▸ WHAT TO DO
Give the entries again exactly. Skip the pictures.

▸ GIVEN DATA
———

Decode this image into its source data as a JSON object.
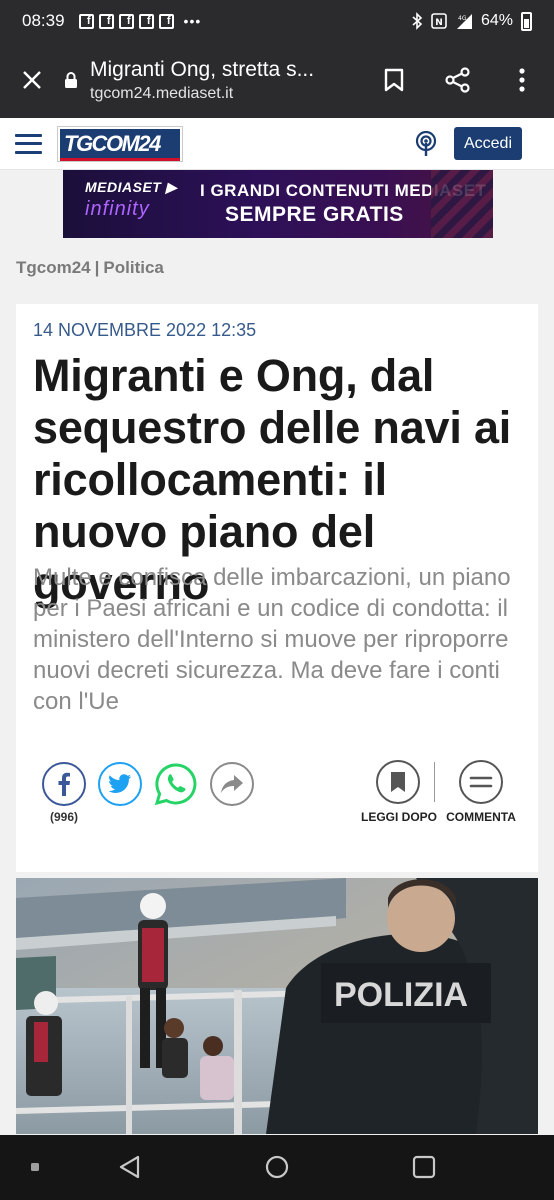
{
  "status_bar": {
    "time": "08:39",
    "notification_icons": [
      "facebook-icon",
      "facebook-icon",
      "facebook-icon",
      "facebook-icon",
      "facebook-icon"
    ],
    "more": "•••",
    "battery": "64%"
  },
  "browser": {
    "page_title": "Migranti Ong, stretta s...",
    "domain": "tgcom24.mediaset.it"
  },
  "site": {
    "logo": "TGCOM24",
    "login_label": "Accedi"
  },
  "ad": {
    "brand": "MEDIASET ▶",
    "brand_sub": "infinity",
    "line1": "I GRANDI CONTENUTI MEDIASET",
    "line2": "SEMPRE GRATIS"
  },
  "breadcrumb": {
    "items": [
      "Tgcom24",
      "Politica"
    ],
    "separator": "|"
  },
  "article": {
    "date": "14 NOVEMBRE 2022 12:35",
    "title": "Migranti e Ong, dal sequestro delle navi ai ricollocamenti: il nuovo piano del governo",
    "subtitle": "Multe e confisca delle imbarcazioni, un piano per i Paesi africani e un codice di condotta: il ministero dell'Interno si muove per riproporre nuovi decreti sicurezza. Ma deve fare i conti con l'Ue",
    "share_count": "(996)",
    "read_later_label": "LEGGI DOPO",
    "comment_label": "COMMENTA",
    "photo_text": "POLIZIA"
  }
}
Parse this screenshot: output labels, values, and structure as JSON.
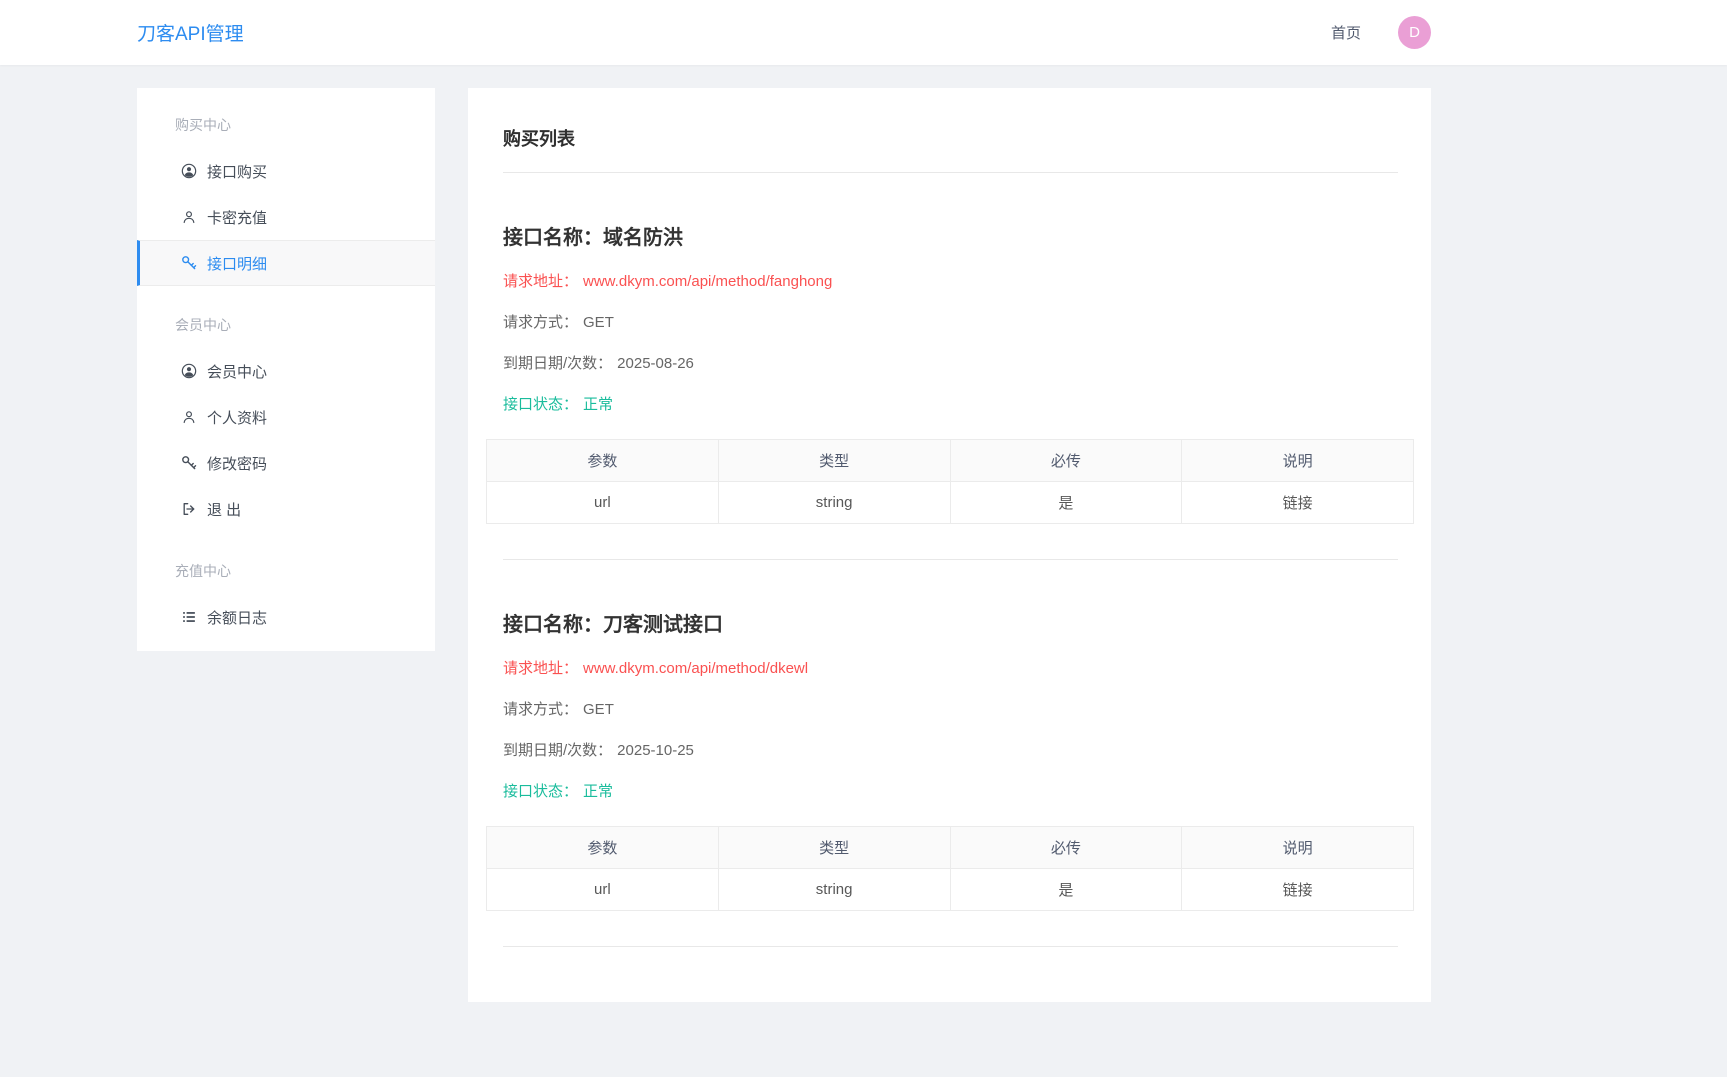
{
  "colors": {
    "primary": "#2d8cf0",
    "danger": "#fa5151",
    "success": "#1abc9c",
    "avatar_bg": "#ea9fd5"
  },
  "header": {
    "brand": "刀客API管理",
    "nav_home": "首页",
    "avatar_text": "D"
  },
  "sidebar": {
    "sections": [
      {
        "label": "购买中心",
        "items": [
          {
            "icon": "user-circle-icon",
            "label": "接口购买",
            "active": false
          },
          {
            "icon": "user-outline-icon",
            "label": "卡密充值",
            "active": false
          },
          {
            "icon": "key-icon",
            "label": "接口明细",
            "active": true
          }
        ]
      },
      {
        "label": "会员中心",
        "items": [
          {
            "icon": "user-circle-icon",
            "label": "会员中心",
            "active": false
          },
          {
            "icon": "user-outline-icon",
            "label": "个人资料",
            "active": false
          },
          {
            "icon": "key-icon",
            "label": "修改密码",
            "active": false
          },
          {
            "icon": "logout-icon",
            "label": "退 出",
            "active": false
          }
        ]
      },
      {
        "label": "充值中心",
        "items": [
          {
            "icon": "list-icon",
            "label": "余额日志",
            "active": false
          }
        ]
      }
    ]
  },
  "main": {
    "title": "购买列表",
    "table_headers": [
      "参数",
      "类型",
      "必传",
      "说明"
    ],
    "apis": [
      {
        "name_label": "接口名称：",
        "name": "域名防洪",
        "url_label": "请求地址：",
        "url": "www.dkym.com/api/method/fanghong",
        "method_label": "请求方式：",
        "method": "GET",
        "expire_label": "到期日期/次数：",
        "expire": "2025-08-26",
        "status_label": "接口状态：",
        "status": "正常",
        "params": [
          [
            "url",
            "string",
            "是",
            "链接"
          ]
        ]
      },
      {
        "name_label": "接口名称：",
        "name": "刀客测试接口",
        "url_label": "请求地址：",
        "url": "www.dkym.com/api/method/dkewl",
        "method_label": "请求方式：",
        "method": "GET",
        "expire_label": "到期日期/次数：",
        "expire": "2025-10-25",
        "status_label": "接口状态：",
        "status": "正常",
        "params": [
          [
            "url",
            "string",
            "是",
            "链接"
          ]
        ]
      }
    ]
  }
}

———

▸ RESULT OF THIS TASK
Decode this image into its source data as a JSON object.
{
  "status_bar": {
    "time": "08:39",
    "notification_icons": [
      "facebook-icon",
      "facebook-icon",
      "facebook-icon",
      "facebook-icon",
      "facebook-icon"
    ],
    "more": "•••",
    "battery": "64%"
  },
  "browser": {
    "page_title": "Migranti Ong, stretta s...",
    "domain": "tgcom24.mediaset.it"
  },
  "site": {
    "logo": "TGCOM24",
    "login_label": "Accedi"
  },
  "ad": {
    "brand": "MEDIASET ▶",
    "brand_sub": "infinity",
    "line1": "I GRANDI CONTENUTI MEDIASET",
    "line2": "SEMPRE GRATIS"
  },
  "breadcrumb": {
    "items": [
      "Tgcom24",
      "Politica"
    ],
    "separator": "|"
  },
  "article": {
    "date": "14 NOVEMBRE 2022 12:35",
    "title": "Migranti e Ong, dal sequestro delle navi ai ricollocamenti: il nuovo piano del governo",
    "subtitle": "Multe e confisca delle imbarcazioni, un piano per i Paesi africani e un codice di condotta: il ministero dell'Interno si muove per riproporre nuovi decreti sicurezza. Ma deve fare i conti con l'Ue",
    "share_count": "(996)",
    "read_later_label": "LEGGI DOPO",
    "comment_label": "COMMENTA",
    "photo_text": "POLIZIA"
  }
}
Parse this screenshot: output labels, values, and structure as JSON.
{
  "colors": {
    "primary": "#2d8cf0",
    "danger": "#fa5151",
    "success": "#1abc9c",
    "avatar_bg": "#ea9fd5"
  },
  "header": {
    "brand": "刀客API管理",
    "nav_home": "首页",
    "avatar_text": "D"
  },
  "sidebar": {
    "sections": [
      {
        "label": "购买中心",
        "items": [
          {
            "icon": "user-circle-icon",
            "label": "接口购买",
            "active": false
          },
          {
            "icon": "user-outline-icon",
            "label": "卡密充值",
            "active": false
          },
          {
            "icon": "key-icon",
            "label": "接口明细",
            "active": true
          }
        ]
      },
      {
        "label": "会员中心",
        "items": [
          {
            "icon": "user-circle-icon",
            "label": "会员中心",
            "active": false
          },
          {
            "icon": "user-outline-icon",
            "label": "个人资料",
            "active": false
          },
          {
            "icon": "key-icon",
            "label": "修改密码",
            "active": false
          },
          {
            "icon": "logout-icon",
            "label": "退 出",
            "active": false
          }
        ]
      },
      {
        "label": "充值中心",
        "items": [
          {
            "icon": "list-icon",
            "label": "余额日志",
            "active": false
          }
        ]
      }
    ]
  },
  "main": {
    "title": "购买列表",
    "table_headers": [
      "参数",
      "类型",
      "必传",
      "说明"
    ],
    "apis": [
      {
        "name_label": "接口名称：",
        "name": "域名防洪",
        "url_label": "请求地址：",
        "url": "www.dkym.com/api/method/fanghong",
        "method_label": "请求方式：",
        "method": "GET",
        "expire_label": "到期日期/次数：",
        "expire": "2025-08-26",
        "status_label": "接口状态：",
        "status": "正常",
        "params": [
          [
            "url",
            "string",
            "是",
            "链接"
          ]
        ]
      },
      {
        "name_label": "接口名称：",
        "name": "刀客测试接口",
        "url_label": "请求地址：",
        "url": "www.dkym.com/api/method/dkewl",
        "method_label": "请求方式：",
        "method": "GET",
        "expire_label": "到期日期/次数：",
        "expire": "2025-10-25",
        "status_label": "接口状态：",
        "status": "正常",
        "params": [
          [
            "url",
            "string",
            "是",
            "链接"
          ]
        ]
      }
    ]
  }
}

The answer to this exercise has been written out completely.